For those who give illicitly only part of that which cannot be followed with the gift of their whole heart, Elder Holland warned, “is its own form of emotional Russian roulette. If they persist in sharing part without the whole, in pursuing satisfaction devoid of loyalty and love, giving parts and pieces and inflamed fragments only, they run the terrible risk of such spiritual, psychic damage that they may undermine both their physical intimacy and their wholehearted devotion to those who love them most — in reality, not virtually.”

Recognizing that many in the audience have “deeply personal hopes,” Elder Holland said, “Because God does work in this world, we can hope — we should hope — even when facing the most insurmountable odds. … We all need to believe that what we desire in righteousness can someday, someway, somehow yet be ours.”

With COVID-19, there is hope for a vaccine. “As we have learned with flu and other vaccines, they are not always perfect. Similarly, efforts to protect yourself, your spouse, child, family member, or other associate from pornography may be successful by degrees.”

Elder Holland recognized that those who struggle will need help. “For the kind of painful loneliness that some suffer here today, the best help always comes from heaven.”

Look forward with faith and courage, he said. “Do not replicate the longing look of Lot’s wife back to Sodom and Gomorrah. That leads to salty, bitter experiences. It does not matter whether you are looking back for grief, pain, desire, or some other reason. Learn from the past, but don’t wallow in it,” he said.

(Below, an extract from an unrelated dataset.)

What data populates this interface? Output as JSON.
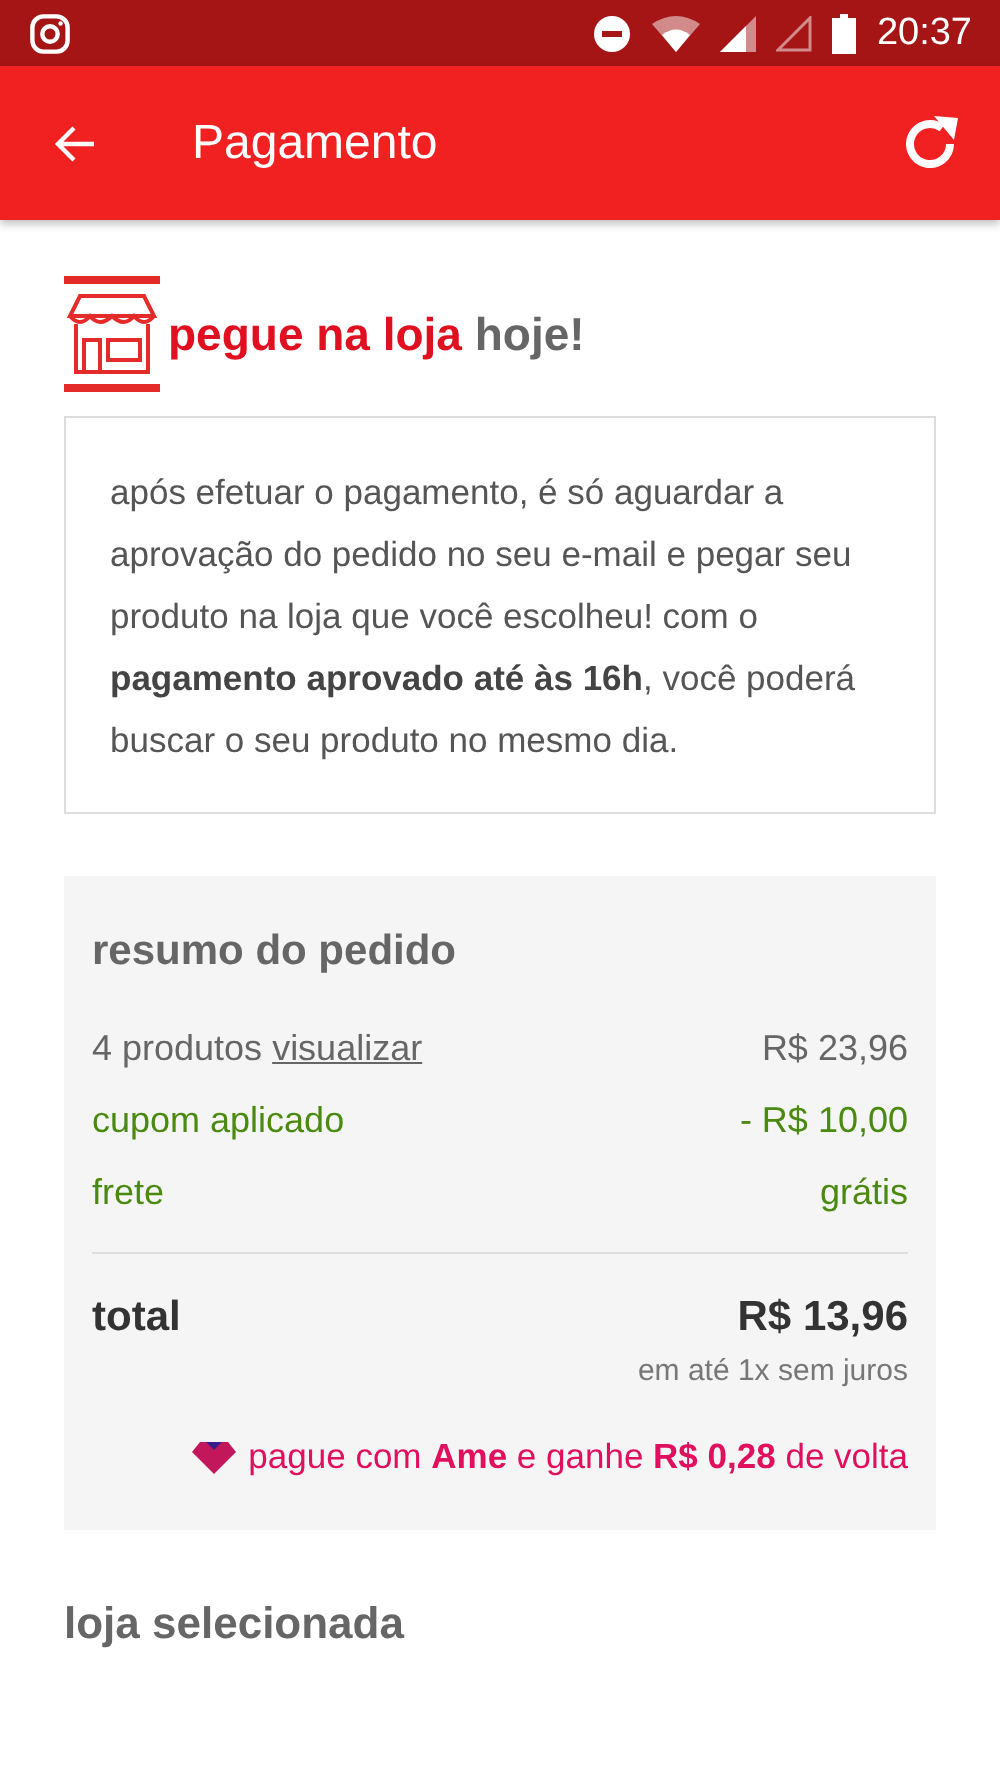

In a remote address livestreamed to the annual UCAP conference on Sept, 12, 2020, Elder Jeffrey R. Holland shares a lesson from President Russell M. Nelson’s career as a heart surgeon.
In a remote address livestreamed to the annual UCAP conference on Sept, 12, 2020, Elder Jeffrey R. Holland shares a lesson from President Russell M. Nelson’s career as a heart surgeon. Credit: Screenshot

Many years ago, a young heart surgeon — Dr. Russell M. Nelson — operated on two siblings, but, despite his best efforts, he lost them both. Although he was ready to quit, his wife Dantzel explained that if he quit, someone would have to learn what he already learned, which would take a long time and result in the loss of additional lives in the process.   

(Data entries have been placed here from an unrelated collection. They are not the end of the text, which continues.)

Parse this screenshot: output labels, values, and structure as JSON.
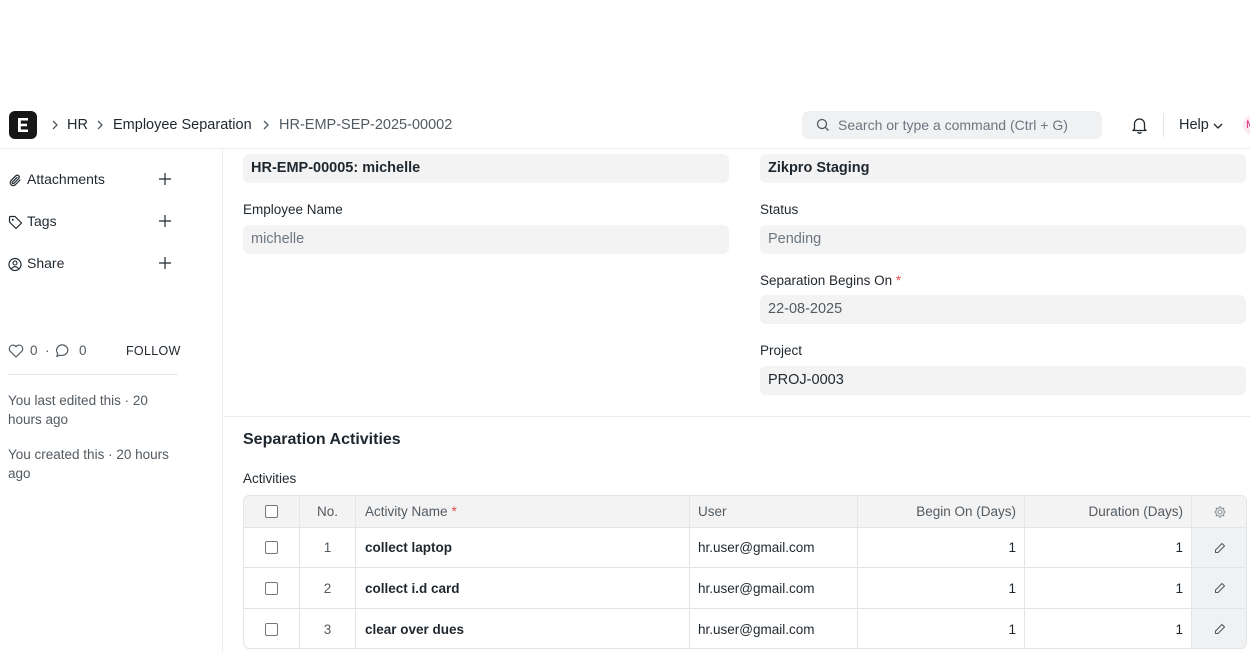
{
  "breadcrumbs": [
    "HR",
    "Employee Separation",
    "HR-EMP-SEP-2025-00002"
  ],
  "search": {
    "placeholder": "Search or type a command (Ctrl + G)"
  },
  "navbar": {
    "help_label": "Help",
    "avatar_initial": "M"
  },
  "sidebar": {
    "items": [
      {
        "label": "Attachments",
        "icon": "paperclip-icon"
      },
      {
        "label": "Tags",
        "icon": "tag-icon"
      },
      {
        "label": "Share",
        "icon": "user-share-icon"
      }
    ],
    "likes": "0",
    "comments": "0",
    "follow_label": "FOLLOW",
    "last_edited": "You last edited this · 20 hours ago",
    "created": "You created this · 20 hours ago"
  },
  "form": {
    "employee": "HR-EMP-00005: michelle",
    "company": "Zikpro Staging",
    "employee_name_label": "Employee Name",
    "employee_name": "michelle",
    "status_label": "Status",
    "status": "Pending",
    "separation_begins_label": "Separation Begins On",
    "separation_begins": "22-08-2025",
    "project_label": "Project",
    "project": "PROJ-0003",
    "required_mark": "*"
  },
  "section": {
    "title": "Separation Activities",
    "grid_label": "Activities"
  },
  "table": {
    "headers": {
      "no": "No.",
      "activity": "Activity Name",
      "user": "User",
      "begin": "Begin On (Days)",
      "duration": "Duration (Days)"
    },
    "rows": [
      {
        "no": "1",
        "activity": "collect laptop",
        "user": "hr.user@gmail.com",
        "begin": "1",
        "duration": "1"
      },
      {
        "no": "2",
        "activity": "collect i.d card",
        "user": "hr.user@gmail.com",
        "begin": "1",
        "duration": "1"
      },
      {
        "no": "3",
        "activity": "clear over dues",
        "user": "hr.user@gmail.com",
        "begin": "1",
        "duration": "1"
      }
    ]
  }
}
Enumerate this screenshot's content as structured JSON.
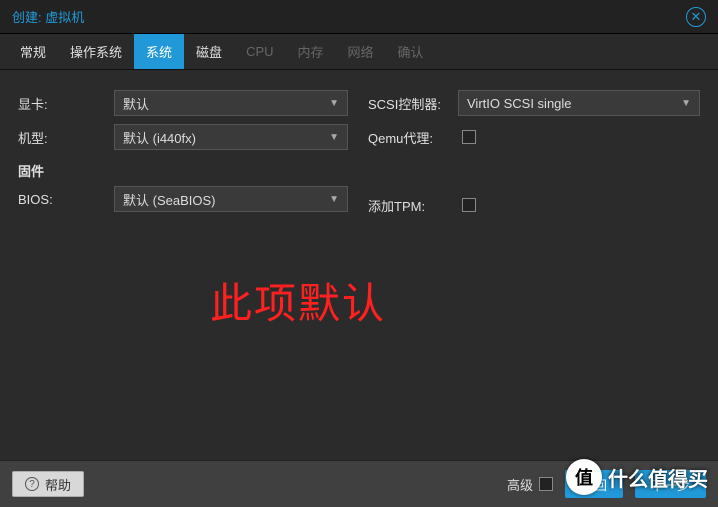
{
  "window": {
    "title": "创建: 虚拟机"
  },
  "tabs": [
    {
      "label": "常规",
      "state": "enabled"
    },
    {
      "label": "操作系统",
      "state": "enabled"
    },
    {
      "label": "系统",
      "state": "active"
    },
    {
      "label": "磁盘",
      "state": "enabled"
    },
    {
      "label": "CPU",
      "state": "disabled"
    },
    {
      "label": "内存",
      "state": "disabled"
    },
    {
      "label": "网络",
      "state": "disabled"
    },
    {
      "label": "确认",
      "state": "disabled"
    }
  ],
  "fields": {
    "graphics": {
      "label": "显卡:",
      "value": "默认"
    },
    "machine": {
      "label": "机型:",
      "value": "默认 (i440fx)"
    },
    "firmware_section": "固件",
    "bios": {
      "label": "BIOS:",
      "value": "默认 (SeaBIOS)"
    },
    "scsi": {
      "label": "SCSI控制器:",
      "value": "VirtIO SCSI single"
    },
    "qemu_agent": {
      "label": "Qemu代理:",
      "checked": false
    },
    "add_tpm": {
      "label": "添加TPM:",
      "checked": false
    }
  },
  "annotation": "此项默认",
  "footer": {
    "help": "帮助",
    "advanced": "高级",
    "back": "返回",
    "next": "下一步"
  },
  "watermark": {
    "icon": "值",
    "text": "什么值得买"
  }
}
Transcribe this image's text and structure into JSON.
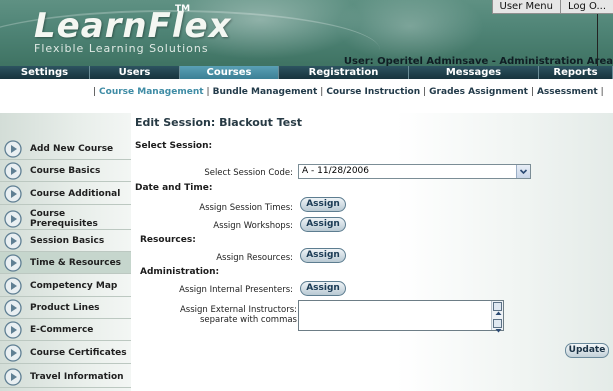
{
  "header": {
    "logo": "LearnFlex",
    "logo_tm": "TM",
    "logo_subtitle": "Flexible Learning Solutions",
    "user_menu": "User Menu",
    "log_off": "Log O...",
    "user_text": "User: Operitel Adminsave - Administration Area"
  },
  "nav": {
    "tabs": [
      {
        "label": "Settings"
      },
      {
        "label": "Users"
      },
      {
        "label": "Courses",
        "active": true
      },
      {
        "label": "Registration"
      },
      {
        "label": "Messages"
      },
      {
        "label": "Reports"
      }
    ]
  },
  "subnav": {
    "links": [
      {
        "label": "Course Management",
        "active": true
      },
      {
        "label": "Bundle Management"
      },
      {
        "label": "Course Instruction"
      },
      {
        "label": "Grades Assignment"
      },
      {
        "label": "Assessment"
      }
    ]
  },
  "sidebar": {
    "items": [
      {
        "label": "Add New Course"
      },
      {
        "label": "Course Basics"
      },
      {
        "label": "Course Additional"
      },
      {
        "label": "Course Prerequisites"
      },
      {
        "label": "Session Basics"
      },
      {
        "label": "Time & Resources",
        "active": true
      },
      {
        "label": "Competency Map"
      },
      {
        "label": "Product Lines"
      },
      {
        "label": "E-Commerce"
      },
      {
        "label": "Course Certificates"
      },
      {
        "label": "Travel Information"
      }
    ]
  },
  "main": {
    "title": "Edit Session: Blackout Test",
    "select_session_heading": "Select Session:",
    "select_session_label": "Select Session Code:",
    "select_session_value": "A - 11/28/2006",
    "date_time_heading": "Date and Time:",
    "assign_session_times_label": "Assign Session Times:",
    "assign_workshops_label": "Assign Workshops:",
    "resources_heading": "Resources:",
    "assign_resources_label": "Assign Resources:",
    "administration_heading": "Administration:",
    "assign_internal_presenters_label": "Assign Internal Presenters:",
    "assign_external_label_1": "Assign External Instructors:",
    "assign_external_label_2": "separate with commas",
    "assign_button": "Assign",
    "update_button": "Update"
  },
  "colors": {
    "header_bg": "#4f8476",
    "nav_bg": "#1d3f4a",
    "nav_active": "#4a90a6",
    "subnav_active": "#3f8ca5"
  }
}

“Part of life is coming up against obstacles such as pornography and pandemics and conquering them, destructive as they are,” Elder Holland said. “Some problems are of our own making, and others simply happen to us. We face what we must face, and we persevere. It means squaring our shoulders and stiffening our back and staying with a virtuous effort.”

Use pains, temptations and traumas, Elder Holland told listeners. “Harness them as a moving force to be better, to become better. Allow God-given gifts to come out in you. When you are a creator, you focus more on the positive and less on the things that are destroying or hurting you.  Let your pain lead you to your Heavenly Father who loves you.”

Elder Holland said he is not oblivious to the fact that this is a “wrenching, terribly harrowing problem.” Many have been trying to help themselves or others battle this demon for years.

“In some sense, we are all distant spectators to one another,” he said. “Not one of us has suffered what the other has suffered. However, I believe there is One who has. Each person will have to counsel and pray and work through that with Him. We cannot live without hope. Every one of you needs to have hope. Christ Jesus gives us that hope because in some incredible way, He has in effect been where you have been and felt what you have felt.”

The Lord will always bless those who want to improve, who accept the need for commandments and try to keep them, who cherish Christlike virtues and strive to the best of their ability to acquire them. “If you stumble in that pursuit, so does everyone; the Savior is there to help you keep going,” Elder Holland said. “If you fall, summon His strength. Get back up. Call out like one did, ‘O Jesus, … have mercy on me’ (Alma 36:18).” 

Christ will help individuals repent, repair, fix whatever needs to be fixed and keep going. “Soon enough you will have the success you seek,” he said.